In Harlem’s pre-gentrification days, a cadre of stalwart women, mainly from Georgia and the Carolinas, cooked up soul-food classics in dozens of tiny restaurants. The best of those that remain is Margie’s Red Rose (275 West 144th Street, 212-491-3665), where a jukebox is filled with rhythm-and-blues 45s. A fresh batch of fried chicken will emerge in a cloud of steam and grease, and that chicken will be the best you’ve ever tasted. Everything else you expect—collards, ‘nilla-wafer pudding, smothered pork chops, and mac-and-cheese—will be there, too, with bells on.

Eddie’s Sweet Shop (105-29 Metropolitan Avenue, Queens, 718-520-8514), in Forest Hills, is over a century old—and looks it. The dark, mahogany booths and marble counter—lined with uncomfy stools that have forgotten how to swivel—somehow make the old-fashioned thick milkshakes and sundaes taste better. The ice cream is made in-house, and it’s not uncommon to see three, or even four, generations of Queens residents perching at a table, introducing the youngest member of the clan to some mountainous ice cream treat.

In the most remote corner of Staten Island lingers a Bavarian beer hall so authentic that you could drop a Kraut into the middle of it, and she’d think she was in Düsseldorf. The bar at Killmeyer’s (4256 Arthur Kill Road, Staten Island, 718-984-1202) boasts carvings more than 150 years old, and there’s a beer garden out back, where, weather permitting, you can wash down schnitzels and sausages with such arcane German taps as Köstritzer Black Lager.

Long before we fetishized paninis, porchetta, and prosciutto, we were fond of Italian-American food, with its unfettered use of tomato sauce and ground beef. Return to those days at Bamonte’s (32 Withers Street, Brooklyn, 718-384-8831), an old frame house that shakes every time a truck goes by overhead on the BQE. The eggplant rollatini and baked clams are to die for, and, as you dine, a quartet of priests may be enjoying their meal at the next table.

When Delmonico’s (56 Beaver Street, 212-509-1144) debuted in 1837, it was the city’s first restaurant. Its current location is actually the third incarnation, but it still dates to a century and a half ago. Go to enjoy some antique restaurant architecture and the 19th-century feel of the surrounding streets.
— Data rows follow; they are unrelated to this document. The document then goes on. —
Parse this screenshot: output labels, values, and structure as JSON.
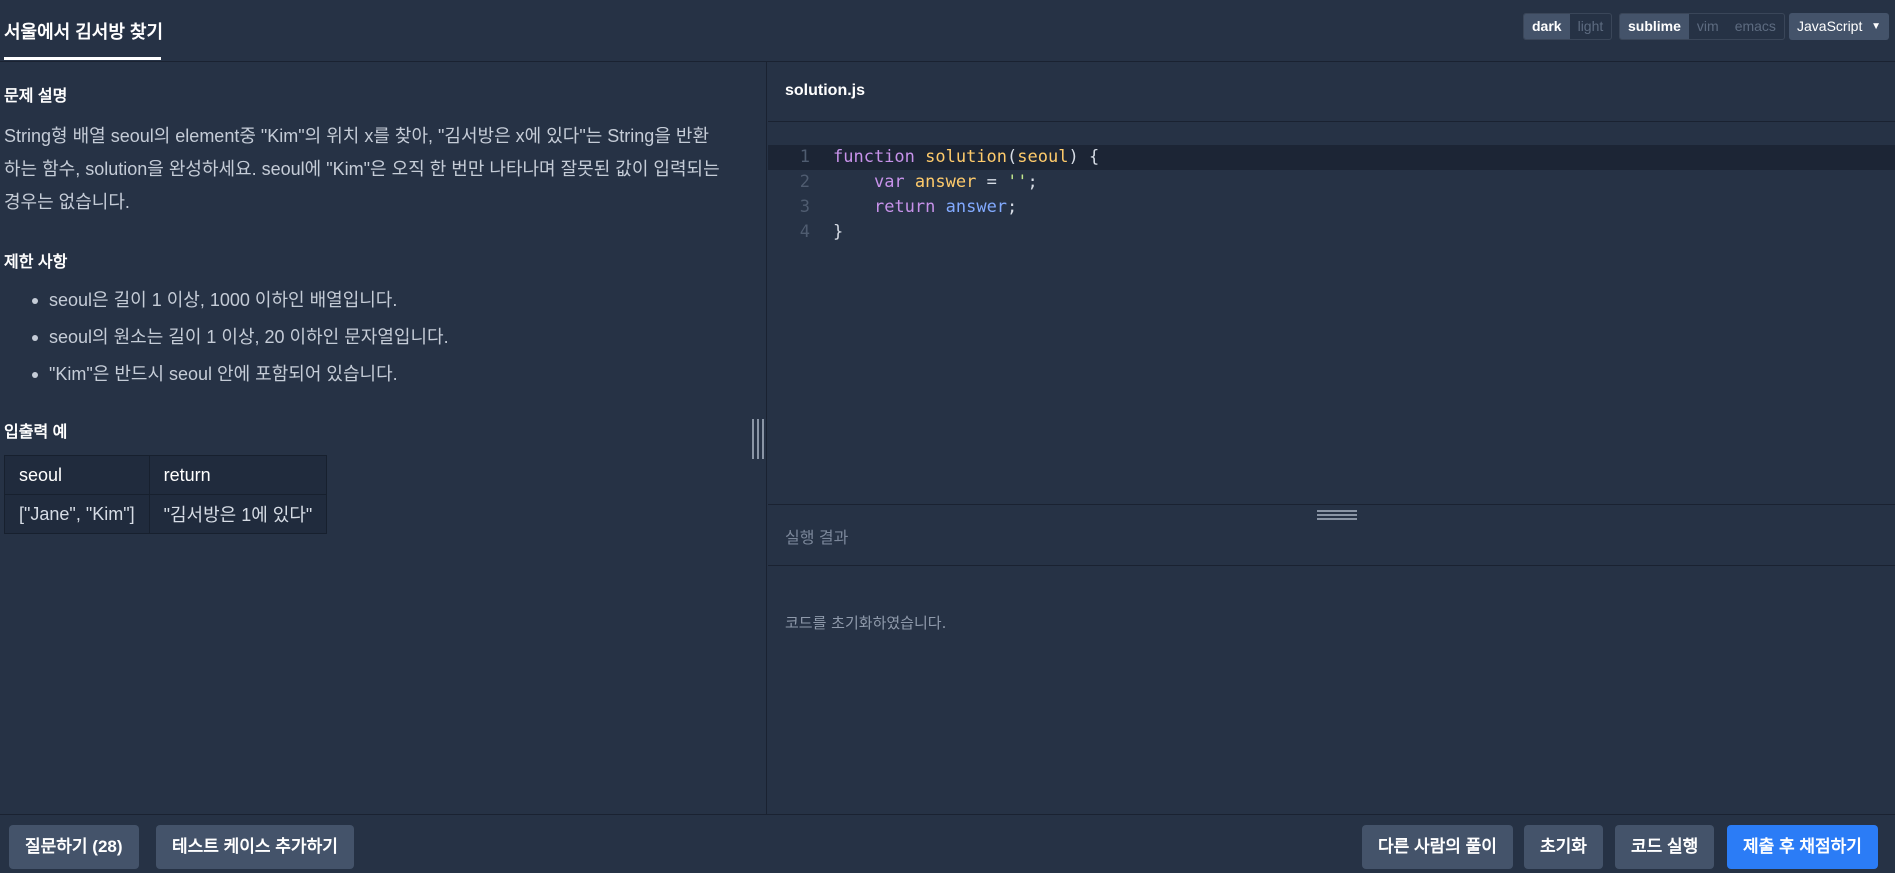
{
  "header": {
    "title": "서울에서 김서방 찾기",
    "theme": {
      "options": [
        "dark",
        "light"
      ],
      "selected": "dark"
    },
    "keymap": {
      "options": [
        "sublime",
        "vim",
        "emacs"
      ],
      "selected": "sublime"
    },
    "language": "JavaScript"
  },
  "problem": {
    "description_title": "문제 설명",
    "description": "String형 배열 seoul의 element중 \"Kim\"의 위치 x를 찾아, \"김서방은 x에 있다\"는 String을 반환하는 함수, solution을 완성하세요. seoul에 \"Kim\"은 오직 한 번만 나타나며 잘못된 값이 입력되는 경우는 없습니다.",
    "constraints_title": "제한 사항",
    "constraints": [
      "seoul은 길이 1 이상, 1000 이하인 배열입니다.",
      "seoul의 원소는 길이 1 이상, 20 이하인 문자열입니다.",
      "\"Kim\"은 반드시 seoul 안에 포함되어 있습니다."
    ],
    "examples_title": "입출력 예",
    "examples": {
      "headers": [
        "seoul",
        "return"
      ],
      "rows": [
        [
          "[\"Jane\", \"Kim\"]",
          "\"김서방은 1에 있다\""
        ]
      ]
    }
  },
  "editor": {
    "filename": "solution.js",
    "line_numbers": [
      "1",
      "2",
      "3",
      "4"
    ]
  },
  "result": {
    "title": "실행 결과",
    "message": "코드를 초기화하였습니다."
  },
  "footer": {
    "ask_button": "질문하기 (28)",
    "add_testcase_button": "테스트 케이스 추가하기",
    "others_solutions_button": "다른 사람의 풀이",
    "reset_button": "초기화",
    "run_button": "코드 실행",
    "submit_button": "제출 후 채점하기"
  },
  "colors": {
    "background": "#263245",
    "button": "#44536a",
    "primary": "#2b7cf6",
    "keyword": "#c792ea",
    "function": "#ffcb6b",
    "string": "#c3e88d"
  }
}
This is the place where restaurant classics like lobster Newburg and the Delmonico steak were first invented—even though the contemporary menu no longer contains original bestsellers like turtle soup, bear steak . . . or beaver tail.